Given records: Begin

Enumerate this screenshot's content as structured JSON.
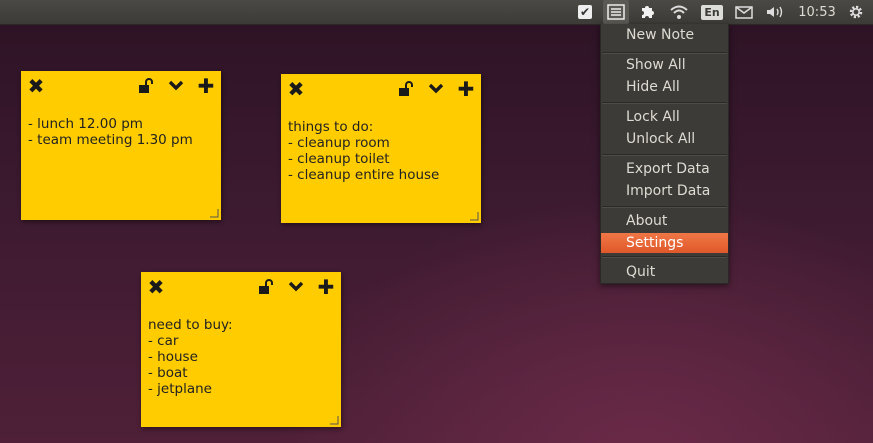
{
  "panel": {
    "indicators": [
      "check-icon",
      "notes-indicator-icon",
      "puzzle-icon",
      "wifi-icon"
    ],
    "keyboard_layout": "En",
    "mail": "mail-icon",
    "volume": "volume-icon",
    "clock": "10:53",
    "session": "gear-icon"
  },
  "menu": {
    "items": [
      {
        "label": "New Note"
      },
      {
        "label": "Show All"
      },
      {
        "label": "Hide All"
      },
      {
        "label": "Lock All"
      },
      {
        "label": "Unlock All"
      },
      {
        "label": "Export Data"
      },
      {
        "label": "Import Data"
      },
      {
        "label": "About"
      },
      {
        "label": "Settings"
      },
      {
        "label": "Quit"
      }
    ],
    "selected": "Settings"
  },
  "notes": [
    {
      "text": "- lunch 12.00 pm\n- team meeting 1.30 pm"
    },
    {
      "text": "things to do:\n- cleanup room\n- cleanup toilet\n- cleanup entire house"
    },
    {
      "text": "need to buy:\n- car\n- house\n- boat\n- jetplane"
    }
  ],
  "note_color": "#ffcc00",
  "accent": "#e95420"
}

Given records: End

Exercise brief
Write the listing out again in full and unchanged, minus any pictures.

Response to this task
Enumerate this screenshot's content as structured JSON.
{
  "panel": {
    "indicators": [
      "check-icon",
      "notes-indicator-icon",
      "puzzle-icon",
      "wifi-icon"
    ],
    "keyboard_layout": "En",
    "mail": "mail-icon",
    "volume": "volume-icon",
    "clock": "10:53",
    "session": "gear-icon"
  },
  "menu": {
    "items": [
      {
        "label": "New Note"
      },
      {
        "label": "Show All"
      },
      {
        "label": "Hide All"
      },
      {
        "label": "Lock All"
      },
      {
        "label": "Unlock All"
      },
      {
        "label": "Export Data"
      },
      {
        "label": "Import Data"
      },
      {
        "label": "About"
      },
      {
        "label": "Settings"
      },
      {
        "label": "Quit"
      }
    ],
    "selected": "Settings"
  },
  "notes": [
    {
      "text": "- lunch 12.00 pm\n- team meeting 1.30 pm"
    },
    {
      "text": "things to do:\n- cleanup room\n- cleanup toilet\n- cleanup entire house"
    },
    {
      "text": "need to buy:\n- car\n- house\n- boat\n- jetplane"
    }
  ],
  "note_color": "#ffcc00",
  "accent": "#e95420"
}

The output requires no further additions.